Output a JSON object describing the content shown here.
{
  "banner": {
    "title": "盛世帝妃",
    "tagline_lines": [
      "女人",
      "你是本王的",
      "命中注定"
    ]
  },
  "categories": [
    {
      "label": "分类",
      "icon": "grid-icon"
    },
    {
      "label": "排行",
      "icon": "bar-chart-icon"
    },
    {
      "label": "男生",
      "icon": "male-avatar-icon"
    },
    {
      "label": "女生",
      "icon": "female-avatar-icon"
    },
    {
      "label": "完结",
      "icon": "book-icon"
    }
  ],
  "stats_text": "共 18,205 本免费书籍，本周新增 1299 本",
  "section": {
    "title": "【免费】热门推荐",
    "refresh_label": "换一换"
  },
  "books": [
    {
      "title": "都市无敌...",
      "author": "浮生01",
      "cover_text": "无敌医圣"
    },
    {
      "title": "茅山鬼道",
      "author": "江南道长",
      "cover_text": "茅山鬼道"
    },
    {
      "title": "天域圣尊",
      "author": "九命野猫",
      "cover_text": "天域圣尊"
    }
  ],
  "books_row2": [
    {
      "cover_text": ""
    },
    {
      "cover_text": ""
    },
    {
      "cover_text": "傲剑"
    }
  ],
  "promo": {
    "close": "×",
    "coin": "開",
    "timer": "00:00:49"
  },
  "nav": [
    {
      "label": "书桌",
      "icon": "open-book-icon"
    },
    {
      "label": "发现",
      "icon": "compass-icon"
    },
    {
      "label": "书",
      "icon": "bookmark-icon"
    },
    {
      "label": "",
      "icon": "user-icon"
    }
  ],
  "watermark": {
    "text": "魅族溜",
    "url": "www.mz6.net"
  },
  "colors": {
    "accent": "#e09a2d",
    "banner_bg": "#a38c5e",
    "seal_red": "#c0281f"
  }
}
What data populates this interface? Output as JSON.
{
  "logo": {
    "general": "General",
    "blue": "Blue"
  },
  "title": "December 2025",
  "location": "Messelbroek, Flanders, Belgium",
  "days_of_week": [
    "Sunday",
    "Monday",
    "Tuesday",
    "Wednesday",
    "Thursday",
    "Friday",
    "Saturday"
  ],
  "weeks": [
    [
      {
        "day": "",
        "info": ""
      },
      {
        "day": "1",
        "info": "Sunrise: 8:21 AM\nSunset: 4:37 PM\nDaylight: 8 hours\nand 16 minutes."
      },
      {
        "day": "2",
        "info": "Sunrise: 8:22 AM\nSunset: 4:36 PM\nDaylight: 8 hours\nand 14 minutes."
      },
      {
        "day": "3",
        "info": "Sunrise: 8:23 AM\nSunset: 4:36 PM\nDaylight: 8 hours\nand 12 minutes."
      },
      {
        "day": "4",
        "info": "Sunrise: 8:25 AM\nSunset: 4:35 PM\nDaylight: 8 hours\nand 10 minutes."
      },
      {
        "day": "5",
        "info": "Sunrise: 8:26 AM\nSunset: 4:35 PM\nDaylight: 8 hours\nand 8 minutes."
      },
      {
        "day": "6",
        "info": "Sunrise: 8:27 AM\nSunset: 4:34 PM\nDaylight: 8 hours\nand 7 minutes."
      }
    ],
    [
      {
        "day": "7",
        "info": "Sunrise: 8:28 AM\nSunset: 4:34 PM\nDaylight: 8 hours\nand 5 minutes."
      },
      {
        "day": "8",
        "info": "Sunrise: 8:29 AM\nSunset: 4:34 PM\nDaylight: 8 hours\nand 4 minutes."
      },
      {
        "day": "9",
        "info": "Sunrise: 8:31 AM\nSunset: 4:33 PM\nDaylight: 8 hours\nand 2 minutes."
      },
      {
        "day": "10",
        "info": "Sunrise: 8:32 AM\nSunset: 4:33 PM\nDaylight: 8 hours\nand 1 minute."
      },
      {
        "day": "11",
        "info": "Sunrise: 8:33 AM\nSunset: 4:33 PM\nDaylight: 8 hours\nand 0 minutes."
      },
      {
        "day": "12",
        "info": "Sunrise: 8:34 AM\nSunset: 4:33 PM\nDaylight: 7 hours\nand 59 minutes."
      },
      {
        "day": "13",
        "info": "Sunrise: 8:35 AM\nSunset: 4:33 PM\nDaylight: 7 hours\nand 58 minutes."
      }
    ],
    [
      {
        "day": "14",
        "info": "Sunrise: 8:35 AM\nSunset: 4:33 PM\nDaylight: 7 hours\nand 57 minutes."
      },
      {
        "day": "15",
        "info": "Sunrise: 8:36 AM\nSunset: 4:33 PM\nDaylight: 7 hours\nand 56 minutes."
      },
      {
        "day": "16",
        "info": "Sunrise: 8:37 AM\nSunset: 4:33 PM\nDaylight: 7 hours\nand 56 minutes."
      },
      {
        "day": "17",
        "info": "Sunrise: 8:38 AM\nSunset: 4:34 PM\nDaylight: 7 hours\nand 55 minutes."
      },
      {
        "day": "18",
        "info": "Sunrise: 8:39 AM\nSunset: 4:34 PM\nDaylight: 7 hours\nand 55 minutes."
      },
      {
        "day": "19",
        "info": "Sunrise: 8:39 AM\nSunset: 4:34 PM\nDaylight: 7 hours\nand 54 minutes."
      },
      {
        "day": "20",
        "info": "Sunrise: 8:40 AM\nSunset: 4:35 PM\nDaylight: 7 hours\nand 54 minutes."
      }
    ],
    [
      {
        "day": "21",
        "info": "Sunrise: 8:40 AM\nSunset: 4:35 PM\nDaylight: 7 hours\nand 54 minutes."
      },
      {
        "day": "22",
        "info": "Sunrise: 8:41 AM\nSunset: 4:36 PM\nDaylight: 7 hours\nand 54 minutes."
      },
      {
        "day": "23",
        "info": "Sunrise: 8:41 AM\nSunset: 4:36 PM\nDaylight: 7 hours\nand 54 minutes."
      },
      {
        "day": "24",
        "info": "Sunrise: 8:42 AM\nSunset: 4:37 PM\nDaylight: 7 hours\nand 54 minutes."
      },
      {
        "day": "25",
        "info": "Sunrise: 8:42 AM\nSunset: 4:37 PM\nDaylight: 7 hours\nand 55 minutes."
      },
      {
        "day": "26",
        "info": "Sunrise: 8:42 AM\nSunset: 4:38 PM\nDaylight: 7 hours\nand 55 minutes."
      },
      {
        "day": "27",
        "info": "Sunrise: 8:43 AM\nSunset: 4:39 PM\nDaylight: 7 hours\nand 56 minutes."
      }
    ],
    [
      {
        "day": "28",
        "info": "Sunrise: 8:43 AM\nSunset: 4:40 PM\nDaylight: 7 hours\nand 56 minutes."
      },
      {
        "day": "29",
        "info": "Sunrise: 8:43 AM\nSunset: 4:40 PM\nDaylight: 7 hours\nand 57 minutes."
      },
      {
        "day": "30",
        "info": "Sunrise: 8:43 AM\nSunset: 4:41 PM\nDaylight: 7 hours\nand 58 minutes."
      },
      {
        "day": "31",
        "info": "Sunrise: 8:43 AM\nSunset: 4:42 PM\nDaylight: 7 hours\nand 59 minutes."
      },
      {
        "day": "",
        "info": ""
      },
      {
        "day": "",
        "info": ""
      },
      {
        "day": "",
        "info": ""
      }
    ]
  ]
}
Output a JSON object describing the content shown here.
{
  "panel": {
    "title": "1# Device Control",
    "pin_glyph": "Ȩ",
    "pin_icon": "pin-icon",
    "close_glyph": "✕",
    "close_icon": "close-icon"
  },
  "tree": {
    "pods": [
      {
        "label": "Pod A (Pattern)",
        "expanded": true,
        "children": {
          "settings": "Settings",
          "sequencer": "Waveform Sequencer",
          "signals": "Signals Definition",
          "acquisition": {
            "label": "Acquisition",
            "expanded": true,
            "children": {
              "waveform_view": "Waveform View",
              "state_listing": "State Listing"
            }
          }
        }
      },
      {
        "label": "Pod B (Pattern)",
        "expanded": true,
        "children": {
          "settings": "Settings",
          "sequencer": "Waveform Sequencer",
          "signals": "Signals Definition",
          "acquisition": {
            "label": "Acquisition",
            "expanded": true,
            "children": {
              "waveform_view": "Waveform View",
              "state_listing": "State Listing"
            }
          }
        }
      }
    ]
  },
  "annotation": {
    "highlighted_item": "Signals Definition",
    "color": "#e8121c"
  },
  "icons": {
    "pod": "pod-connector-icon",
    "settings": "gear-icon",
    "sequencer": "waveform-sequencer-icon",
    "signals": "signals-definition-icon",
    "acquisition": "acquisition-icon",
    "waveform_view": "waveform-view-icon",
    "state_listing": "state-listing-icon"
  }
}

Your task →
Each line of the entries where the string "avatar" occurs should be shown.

Task solution →
      "icon": "male-avatar-icon"
      "icon": "female-avatar-icon"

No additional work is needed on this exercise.